Of course, we all know that’s a silly question. (With the answer being a resounding, “YES!”)
Earlier this week, the Associated Press released a report that flossing may not be all it’s cracked up to be.
According to the Huffington Post, a letter to the AP from the government acknowledged that the benefits of flossing had not been researched properly.
The American Dental Association and the American Academy of Periodontology also claimed that some studies weren’t long enough, didn’t have enough participants or used outdated testing methods to be considered reliable.
While these are valid points, ADA spokesperson Dr. Matthew Messina rebukes, “Nobody’s done a study to say that using a parachute jumping out of an airplane is safer than not using a parachute.” He also stated, “There’s only so many research dollars and so much research effort,” he said. “So not a lot of effort has been put into the study of dental flossing, just simply because there are other more important things for us to do.”
So as much as you’d like to try to fool yourself into believing that flossing may not be beneficial, Messina maintains, “We need to remove bacteria from the teeth, from the gums, and from in between the teeth.”
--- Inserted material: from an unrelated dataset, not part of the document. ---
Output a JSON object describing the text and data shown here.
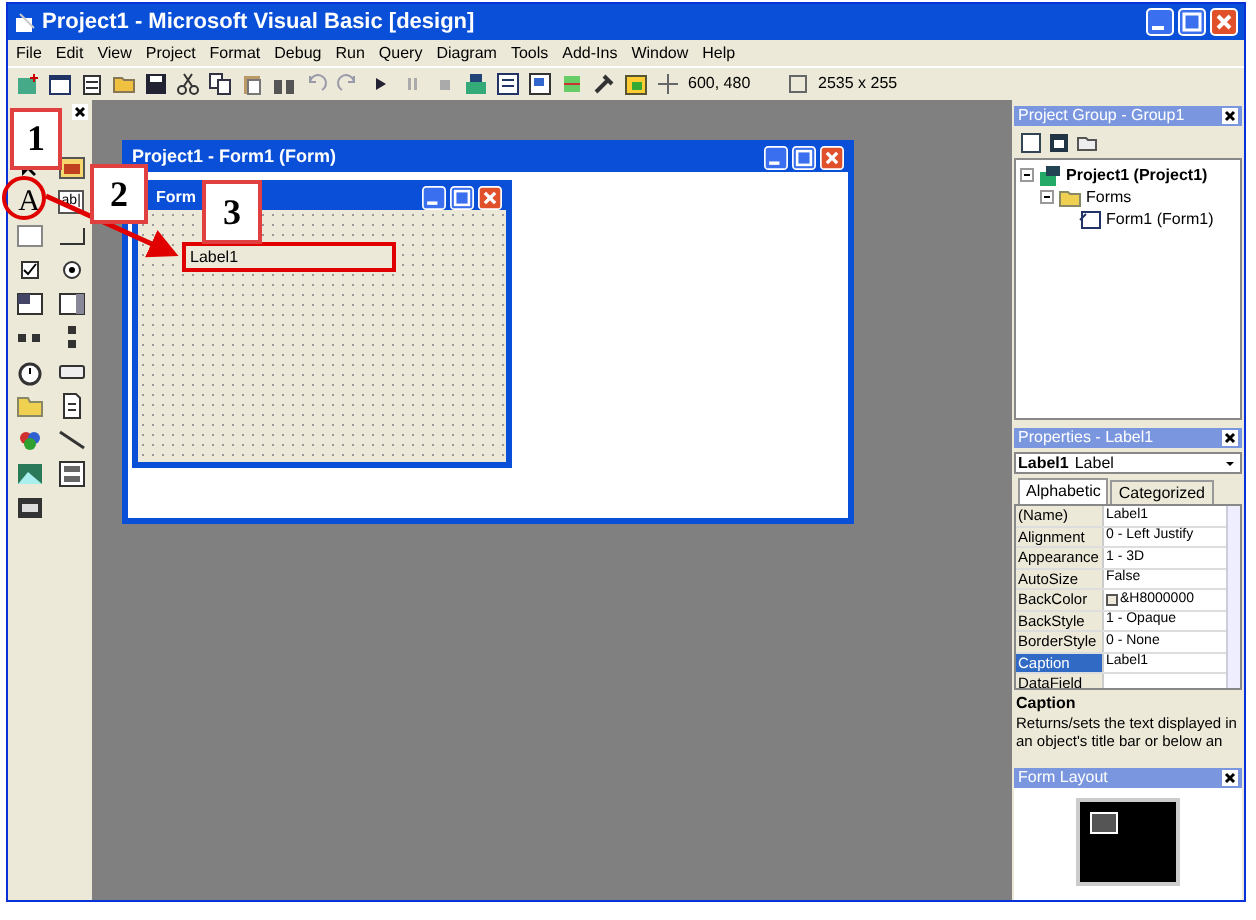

In addition to that, flossing helps prevent plaque buildup, reduces the risk of periodontal disease and removes any traces of cilantro from that fresh guac you had for dinner earlier.